Please set down only the lines between the line containing "Decode this image" and the end of the records, inclusive, exactly as they stand.
..............................
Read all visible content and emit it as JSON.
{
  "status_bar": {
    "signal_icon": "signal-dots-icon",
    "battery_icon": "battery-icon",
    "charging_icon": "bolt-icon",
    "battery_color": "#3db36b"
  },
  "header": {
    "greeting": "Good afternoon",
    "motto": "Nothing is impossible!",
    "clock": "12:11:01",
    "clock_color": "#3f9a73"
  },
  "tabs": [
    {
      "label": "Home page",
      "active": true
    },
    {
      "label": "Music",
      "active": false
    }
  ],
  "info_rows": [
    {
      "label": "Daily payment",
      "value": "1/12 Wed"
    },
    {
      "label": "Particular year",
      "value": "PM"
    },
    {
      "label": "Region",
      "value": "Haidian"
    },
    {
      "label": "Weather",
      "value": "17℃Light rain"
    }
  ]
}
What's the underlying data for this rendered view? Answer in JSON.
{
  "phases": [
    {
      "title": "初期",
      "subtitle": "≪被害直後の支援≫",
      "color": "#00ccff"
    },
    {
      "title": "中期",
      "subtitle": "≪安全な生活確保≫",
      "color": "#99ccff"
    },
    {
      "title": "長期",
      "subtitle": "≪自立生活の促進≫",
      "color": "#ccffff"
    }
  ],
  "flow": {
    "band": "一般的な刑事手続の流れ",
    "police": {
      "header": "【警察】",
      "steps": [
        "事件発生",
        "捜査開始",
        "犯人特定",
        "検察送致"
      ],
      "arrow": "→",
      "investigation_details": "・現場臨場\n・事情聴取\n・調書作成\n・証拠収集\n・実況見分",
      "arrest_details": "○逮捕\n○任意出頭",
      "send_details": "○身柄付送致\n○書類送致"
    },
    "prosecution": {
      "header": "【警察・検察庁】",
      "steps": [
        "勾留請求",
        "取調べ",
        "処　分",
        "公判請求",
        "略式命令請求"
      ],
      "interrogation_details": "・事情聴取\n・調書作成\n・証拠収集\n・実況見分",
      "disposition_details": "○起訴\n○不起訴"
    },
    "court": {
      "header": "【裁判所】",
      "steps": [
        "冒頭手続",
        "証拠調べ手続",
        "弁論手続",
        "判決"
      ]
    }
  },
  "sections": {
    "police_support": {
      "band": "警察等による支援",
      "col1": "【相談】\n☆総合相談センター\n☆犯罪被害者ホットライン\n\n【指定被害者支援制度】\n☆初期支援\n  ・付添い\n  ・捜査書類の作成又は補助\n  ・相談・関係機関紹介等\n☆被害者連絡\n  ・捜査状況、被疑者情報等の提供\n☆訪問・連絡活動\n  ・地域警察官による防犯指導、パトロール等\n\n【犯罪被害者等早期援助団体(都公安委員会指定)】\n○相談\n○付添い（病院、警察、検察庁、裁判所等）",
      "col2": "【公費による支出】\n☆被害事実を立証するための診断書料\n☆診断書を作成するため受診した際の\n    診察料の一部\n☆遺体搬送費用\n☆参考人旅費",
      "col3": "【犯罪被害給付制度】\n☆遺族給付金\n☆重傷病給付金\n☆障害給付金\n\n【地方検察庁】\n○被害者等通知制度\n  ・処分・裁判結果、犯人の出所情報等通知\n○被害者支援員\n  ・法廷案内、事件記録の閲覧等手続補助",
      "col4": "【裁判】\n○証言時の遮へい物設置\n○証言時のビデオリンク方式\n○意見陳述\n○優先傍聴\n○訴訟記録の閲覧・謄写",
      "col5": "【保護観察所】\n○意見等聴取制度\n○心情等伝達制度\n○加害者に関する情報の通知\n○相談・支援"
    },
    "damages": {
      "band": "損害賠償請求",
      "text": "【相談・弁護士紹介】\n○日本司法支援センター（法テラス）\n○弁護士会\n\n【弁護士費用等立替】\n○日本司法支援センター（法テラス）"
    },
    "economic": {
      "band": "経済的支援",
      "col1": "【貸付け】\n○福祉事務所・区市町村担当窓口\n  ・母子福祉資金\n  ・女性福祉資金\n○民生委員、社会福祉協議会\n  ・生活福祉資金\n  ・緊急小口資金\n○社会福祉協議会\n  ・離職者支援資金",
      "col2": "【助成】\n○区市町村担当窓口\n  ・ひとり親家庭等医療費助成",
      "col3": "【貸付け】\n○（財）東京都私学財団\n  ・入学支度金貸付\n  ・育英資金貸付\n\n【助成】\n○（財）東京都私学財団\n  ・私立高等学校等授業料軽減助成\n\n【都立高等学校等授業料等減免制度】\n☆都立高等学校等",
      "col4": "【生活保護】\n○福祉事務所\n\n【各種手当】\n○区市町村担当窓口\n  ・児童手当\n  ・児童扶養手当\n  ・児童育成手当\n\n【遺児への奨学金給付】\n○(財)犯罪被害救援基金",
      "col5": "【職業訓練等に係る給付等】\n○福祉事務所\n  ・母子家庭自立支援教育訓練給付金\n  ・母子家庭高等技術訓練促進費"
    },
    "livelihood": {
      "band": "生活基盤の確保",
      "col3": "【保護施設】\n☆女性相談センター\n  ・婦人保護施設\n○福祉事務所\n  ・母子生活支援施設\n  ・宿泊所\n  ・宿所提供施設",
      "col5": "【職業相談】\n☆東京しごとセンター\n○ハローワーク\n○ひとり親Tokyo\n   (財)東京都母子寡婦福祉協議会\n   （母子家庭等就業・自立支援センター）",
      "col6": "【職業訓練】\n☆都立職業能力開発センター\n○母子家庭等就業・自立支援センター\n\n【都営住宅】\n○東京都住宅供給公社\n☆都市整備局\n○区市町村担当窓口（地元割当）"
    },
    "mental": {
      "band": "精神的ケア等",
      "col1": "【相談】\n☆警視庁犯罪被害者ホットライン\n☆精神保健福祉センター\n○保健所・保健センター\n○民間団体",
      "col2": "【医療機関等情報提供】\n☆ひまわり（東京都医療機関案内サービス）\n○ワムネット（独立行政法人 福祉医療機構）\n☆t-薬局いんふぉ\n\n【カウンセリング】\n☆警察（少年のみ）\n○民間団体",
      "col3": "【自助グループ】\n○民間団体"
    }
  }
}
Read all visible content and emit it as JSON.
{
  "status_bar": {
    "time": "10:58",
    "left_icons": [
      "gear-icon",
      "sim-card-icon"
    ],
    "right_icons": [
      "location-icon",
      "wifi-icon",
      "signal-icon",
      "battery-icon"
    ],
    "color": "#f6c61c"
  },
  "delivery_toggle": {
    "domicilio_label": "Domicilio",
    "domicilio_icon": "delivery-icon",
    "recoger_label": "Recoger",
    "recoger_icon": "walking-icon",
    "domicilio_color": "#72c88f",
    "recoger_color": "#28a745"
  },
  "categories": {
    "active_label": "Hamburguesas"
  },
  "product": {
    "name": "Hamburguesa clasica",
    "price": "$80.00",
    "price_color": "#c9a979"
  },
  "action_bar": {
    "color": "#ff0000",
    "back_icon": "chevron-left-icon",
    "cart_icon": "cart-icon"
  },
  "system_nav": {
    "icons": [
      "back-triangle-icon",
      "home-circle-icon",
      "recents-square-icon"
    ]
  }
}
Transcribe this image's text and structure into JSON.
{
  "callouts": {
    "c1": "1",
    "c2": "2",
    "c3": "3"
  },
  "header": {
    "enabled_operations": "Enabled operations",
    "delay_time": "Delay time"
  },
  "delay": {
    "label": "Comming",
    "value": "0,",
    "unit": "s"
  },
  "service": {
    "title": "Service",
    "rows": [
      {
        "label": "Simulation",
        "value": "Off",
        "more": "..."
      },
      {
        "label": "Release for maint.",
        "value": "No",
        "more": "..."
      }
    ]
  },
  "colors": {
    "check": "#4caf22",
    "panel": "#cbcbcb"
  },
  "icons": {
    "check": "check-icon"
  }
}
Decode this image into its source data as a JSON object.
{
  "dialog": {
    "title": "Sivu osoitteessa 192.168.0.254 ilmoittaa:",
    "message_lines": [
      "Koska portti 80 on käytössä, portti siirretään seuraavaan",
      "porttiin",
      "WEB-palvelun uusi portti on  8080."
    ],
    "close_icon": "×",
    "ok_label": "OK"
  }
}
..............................
■ TASK RESULT
Decode this image into its source data as a JSON object.
{
  "dialog": {
    "title": "Sivu osoitteessa 192.168.0.254 ilmoittaa:",
    "message_lines": [
      "Koska portti 80 on käytössä, portti siirretään seuraavaan",
      "porttiin",
      "WEB-palvelun uusi portti on  8080."
    ],
    "close_icon": "×",
    "ok_label": "OK"
  }
}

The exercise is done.